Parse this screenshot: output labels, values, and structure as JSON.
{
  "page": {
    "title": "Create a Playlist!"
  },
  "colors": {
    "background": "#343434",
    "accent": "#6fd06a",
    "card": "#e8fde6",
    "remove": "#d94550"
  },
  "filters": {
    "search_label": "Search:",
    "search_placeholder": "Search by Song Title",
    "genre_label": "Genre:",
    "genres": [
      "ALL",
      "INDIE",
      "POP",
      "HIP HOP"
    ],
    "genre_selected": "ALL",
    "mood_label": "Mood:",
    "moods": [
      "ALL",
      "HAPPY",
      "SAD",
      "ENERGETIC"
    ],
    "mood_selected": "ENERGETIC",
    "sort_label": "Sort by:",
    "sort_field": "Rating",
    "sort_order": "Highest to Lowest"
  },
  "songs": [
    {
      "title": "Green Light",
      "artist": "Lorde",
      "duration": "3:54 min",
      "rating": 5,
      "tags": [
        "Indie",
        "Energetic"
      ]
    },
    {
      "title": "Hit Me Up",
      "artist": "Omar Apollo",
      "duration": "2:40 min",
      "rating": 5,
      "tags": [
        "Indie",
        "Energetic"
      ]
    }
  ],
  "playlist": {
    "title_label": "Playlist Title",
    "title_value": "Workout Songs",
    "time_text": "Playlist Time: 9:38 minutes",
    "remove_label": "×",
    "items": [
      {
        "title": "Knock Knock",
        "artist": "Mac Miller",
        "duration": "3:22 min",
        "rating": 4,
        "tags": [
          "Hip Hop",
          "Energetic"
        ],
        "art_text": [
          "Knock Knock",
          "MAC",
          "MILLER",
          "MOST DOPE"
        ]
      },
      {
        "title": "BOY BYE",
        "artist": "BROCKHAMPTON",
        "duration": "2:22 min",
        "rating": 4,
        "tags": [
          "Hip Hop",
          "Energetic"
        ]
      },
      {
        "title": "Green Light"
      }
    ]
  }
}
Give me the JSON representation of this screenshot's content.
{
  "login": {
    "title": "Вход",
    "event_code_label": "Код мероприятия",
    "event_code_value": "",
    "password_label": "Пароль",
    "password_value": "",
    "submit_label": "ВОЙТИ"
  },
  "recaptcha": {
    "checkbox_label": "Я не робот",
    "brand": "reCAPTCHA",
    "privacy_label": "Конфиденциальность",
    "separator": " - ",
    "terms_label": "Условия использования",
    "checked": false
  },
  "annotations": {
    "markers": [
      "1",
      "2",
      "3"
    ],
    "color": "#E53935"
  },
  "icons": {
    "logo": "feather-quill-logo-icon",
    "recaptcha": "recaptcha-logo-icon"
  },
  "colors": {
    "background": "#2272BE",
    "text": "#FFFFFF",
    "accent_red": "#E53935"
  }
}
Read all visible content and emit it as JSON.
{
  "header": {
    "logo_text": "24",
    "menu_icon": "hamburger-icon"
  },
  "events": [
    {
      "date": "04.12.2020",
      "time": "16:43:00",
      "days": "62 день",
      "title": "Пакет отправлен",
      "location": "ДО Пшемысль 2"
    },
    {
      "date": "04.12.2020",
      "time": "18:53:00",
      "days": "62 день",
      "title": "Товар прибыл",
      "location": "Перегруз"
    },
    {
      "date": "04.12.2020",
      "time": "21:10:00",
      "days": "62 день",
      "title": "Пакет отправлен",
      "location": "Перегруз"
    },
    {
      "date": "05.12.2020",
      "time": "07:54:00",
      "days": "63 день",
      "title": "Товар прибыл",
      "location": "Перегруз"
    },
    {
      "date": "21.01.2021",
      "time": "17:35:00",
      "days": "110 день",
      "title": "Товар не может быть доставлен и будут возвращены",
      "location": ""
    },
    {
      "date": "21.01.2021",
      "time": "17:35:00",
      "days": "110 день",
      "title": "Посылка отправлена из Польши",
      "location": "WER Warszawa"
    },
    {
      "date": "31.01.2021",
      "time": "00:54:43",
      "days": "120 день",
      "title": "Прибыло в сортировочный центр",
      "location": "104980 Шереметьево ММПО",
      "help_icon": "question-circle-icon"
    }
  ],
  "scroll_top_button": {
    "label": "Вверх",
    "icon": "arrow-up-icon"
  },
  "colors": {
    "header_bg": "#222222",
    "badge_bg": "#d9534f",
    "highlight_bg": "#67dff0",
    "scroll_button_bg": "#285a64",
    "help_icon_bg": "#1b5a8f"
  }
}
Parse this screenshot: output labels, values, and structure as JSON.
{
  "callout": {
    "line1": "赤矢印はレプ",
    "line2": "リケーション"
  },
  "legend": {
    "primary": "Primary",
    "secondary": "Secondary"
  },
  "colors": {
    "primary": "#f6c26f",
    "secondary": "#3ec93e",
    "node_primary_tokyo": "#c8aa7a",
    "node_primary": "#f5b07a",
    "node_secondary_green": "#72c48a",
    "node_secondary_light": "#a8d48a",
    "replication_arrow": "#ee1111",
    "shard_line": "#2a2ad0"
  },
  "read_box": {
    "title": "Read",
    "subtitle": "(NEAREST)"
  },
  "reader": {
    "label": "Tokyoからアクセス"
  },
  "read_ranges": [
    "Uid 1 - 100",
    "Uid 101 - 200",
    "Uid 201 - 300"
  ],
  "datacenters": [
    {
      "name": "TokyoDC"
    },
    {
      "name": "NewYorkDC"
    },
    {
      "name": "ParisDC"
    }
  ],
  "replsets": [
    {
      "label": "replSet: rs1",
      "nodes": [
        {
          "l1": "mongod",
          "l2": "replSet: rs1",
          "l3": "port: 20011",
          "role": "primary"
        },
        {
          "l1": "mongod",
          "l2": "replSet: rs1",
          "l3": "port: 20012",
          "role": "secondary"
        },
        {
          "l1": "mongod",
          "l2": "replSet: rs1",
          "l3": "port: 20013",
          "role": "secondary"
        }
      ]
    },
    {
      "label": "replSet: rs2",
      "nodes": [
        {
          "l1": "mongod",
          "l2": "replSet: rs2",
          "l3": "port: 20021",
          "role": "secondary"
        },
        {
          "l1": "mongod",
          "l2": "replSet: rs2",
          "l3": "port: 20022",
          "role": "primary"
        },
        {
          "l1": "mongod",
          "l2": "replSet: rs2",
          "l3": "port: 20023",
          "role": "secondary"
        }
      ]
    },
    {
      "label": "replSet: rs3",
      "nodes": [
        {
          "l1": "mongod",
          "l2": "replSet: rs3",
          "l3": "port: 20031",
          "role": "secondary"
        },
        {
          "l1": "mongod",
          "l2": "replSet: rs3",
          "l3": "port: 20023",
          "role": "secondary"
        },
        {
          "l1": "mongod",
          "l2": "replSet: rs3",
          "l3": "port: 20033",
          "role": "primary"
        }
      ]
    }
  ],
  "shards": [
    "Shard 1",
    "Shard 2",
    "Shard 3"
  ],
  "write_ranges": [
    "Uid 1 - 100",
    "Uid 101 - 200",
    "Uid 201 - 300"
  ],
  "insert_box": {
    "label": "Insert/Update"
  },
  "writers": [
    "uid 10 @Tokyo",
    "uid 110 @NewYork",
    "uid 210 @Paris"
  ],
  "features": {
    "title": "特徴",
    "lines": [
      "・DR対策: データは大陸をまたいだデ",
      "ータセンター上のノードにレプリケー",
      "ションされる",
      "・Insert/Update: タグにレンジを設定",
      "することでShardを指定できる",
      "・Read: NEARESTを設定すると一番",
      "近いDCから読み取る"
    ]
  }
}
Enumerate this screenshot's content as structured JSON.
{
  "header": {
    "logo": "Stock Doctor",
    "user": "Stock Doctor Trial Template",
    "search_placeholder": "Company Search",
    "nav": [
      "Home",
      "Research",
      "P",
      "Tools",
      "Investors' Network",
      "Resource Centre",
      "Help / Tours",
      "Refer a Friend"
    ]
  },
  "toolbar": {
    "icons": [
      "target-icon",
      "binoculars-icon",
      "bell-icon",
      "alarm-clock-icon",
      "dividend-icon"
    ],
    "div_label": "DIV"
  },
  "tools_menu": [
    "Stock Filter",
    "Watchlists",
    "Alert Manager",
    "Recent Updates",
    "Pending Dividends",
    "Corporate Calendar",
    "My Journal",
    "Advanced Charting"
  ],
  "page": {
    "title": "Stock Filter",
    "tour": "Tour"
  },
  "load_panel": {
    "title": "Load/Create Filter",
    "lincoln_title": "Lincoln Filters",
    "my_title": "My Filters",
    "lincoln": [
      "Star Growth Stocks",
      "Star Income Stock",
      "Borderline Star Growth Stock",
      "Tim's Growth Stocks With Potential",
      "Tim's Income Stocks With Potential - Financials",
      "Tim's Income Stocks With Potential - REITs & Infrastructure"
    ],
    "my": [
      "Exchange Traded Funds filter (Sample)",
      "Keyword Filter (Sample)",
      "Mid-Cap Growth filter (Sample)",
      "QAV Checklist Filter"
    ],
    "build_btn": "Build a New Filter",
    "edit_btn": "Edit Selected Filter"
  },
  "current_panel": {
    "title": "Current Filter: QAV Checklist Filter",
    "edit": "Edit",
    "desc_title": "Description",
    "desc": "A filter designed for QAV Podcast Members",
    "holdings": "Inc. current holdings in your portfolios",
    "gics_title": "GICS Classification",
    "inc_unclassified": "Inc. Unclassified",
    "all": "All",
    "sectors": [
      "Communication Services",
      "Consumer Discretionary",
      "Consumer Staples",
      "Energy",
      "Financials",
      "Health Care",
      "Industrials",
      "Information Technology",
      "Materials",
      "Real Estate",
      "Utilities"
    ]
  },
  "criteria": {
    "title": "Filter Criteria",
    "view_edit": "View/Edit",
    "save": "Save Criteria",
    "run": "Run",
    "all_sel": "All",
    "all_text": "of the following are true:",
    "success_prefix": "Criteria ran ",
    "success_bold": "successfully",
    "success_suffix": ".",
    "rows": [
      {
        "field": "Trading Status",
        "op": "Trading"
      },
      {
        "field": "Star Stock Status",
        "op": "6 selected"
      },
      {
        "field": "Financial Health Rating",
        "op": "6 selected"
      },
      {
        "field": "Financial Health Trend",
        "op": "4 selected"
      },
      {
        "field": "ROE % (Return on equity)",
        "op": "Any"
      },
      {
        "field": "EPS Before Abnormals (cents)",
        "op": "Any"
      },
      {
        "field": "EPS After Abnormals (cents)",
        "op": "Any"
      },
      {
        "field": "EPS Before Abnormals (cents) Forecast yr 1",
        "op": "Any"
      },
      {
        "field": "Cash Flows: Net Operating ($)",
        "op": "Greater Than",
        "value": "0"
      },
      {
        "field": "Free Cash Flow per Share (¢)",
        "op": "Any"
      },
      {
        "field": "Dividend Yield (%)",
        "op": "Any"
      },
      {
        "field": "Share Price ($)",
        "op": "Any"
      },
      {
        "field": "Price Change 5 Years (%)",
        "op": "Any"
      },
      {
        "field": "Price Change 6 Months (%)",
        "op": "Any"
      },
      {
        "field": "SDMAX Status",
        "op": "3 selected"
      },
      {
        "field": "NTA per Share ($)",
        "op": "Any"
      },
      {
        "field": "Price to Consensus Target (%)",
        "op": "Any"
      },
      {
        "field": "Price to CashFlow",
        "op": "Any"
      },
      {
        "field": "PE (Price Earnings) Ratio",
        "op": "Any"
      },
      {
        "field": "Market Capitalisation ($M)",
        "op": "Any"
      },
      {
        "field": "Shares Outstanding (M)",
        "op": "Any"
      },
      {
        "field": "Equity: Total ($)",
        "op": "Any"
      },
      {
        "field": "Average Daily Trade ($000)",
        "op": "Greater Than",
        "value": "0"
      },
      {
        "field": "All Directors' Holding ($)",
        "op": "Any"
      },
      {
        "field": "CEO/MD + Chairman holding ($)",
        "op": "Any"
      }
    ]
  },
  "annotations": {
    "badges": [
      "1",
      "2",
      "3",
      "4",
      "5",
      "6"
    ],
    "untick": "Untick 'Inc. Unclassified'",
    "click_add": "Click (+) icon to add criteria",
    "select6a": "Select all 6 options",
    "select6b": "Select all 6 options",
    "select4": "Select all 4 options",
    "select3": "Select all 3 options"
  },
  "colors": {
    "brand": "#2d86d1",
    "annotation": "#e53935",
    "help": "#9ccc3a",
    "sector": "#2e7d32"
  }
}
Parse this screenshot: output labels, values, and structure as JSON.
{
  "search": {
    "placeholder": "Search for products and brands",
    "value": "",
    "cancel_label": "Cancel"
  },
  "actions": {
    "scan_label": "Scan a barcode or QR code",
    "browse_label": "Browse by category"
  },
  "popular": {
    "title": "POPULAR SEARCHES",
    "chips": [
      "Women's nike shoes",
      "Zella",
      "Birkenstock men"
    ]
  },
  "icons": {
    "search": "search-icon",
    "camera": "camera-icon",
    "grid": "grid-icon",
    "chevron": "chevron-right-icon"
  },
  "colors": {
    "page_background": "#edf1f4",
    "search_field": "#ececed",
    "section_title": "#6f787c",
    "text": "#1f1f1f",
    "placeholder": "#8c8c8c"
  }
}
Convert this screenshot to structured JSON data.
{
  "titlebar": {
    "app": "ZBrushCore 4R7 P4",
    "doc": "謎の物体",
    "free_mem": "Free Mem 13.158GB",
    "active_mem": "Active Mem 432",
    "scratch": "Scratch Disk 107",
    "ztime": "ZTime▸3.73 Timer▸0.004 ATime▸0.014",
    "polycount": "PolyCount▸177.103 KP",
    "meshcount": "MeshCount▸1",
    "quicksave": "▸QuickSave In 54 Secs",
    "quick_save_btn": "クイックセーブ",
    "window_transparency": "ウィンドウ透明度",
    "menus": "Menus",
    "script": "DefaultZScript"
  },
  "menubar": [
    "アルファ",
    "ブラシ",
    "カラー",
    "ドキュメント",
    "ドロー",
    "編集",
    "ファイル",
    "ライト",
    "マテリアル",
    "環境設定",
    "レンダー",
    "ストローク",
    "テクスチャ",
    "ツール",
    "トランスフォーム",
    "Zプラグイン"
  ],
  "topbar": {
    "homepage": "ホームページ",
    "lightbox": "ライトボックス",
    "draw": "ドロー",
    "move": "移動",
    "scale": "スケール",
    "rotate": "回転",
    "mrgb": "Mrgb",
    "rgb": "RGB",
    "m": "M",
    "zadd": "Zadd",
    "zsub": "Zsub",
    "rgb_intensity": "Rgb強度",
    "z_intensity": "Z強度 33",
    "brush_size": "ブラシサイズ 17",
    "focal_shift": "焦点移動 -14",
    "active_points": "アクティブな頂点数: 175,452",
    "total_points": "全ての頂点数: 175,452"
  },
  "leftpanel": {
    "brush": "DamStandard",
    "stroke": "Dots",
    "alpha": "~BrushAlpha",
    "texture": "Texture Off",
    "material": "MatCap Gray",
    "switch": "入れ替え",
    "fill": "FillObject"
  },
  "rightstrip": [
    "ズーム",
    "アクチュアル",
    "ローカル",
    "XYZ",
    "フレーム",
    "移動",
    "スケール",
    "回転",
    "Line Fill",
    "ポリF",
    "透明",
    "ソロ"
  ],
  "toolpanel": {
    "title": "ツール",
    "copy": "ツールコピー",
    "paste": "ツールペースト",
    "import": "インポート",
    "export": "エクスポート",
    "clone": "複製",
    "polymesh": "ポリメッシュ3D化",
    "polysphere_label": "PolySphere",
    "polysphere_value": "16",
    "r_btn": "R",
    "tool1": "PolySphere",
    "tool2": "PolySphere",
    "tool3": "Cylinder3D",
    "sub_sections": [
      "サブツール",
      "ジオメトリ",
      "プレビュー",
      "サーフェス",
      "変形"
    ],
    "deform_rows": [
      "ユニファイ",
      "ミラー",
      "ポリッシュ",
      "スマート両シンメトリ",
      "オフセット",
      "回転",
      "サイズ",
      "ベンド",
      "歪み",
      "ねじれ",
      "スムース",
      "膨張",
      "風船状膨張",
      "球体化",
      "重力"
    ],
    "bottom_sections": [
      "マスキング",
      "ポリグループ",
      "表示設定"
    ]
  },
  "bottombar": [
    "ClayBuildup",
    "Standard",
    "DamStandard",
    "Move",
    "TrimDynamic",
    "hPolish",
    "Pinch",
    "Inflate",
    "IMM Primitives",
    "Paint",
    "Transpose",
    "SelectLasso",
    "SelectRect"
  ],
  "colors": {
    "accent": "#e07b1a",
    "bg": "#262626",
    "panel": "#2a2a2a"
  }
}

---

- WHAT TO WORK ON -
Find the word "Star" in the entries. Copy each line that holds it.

- ANSWER SECTION -
      "Star Growth Stocks",
      "Star Income Stock",
      "Borderline Star Growth Stock",
        "field": "Star Stock Status",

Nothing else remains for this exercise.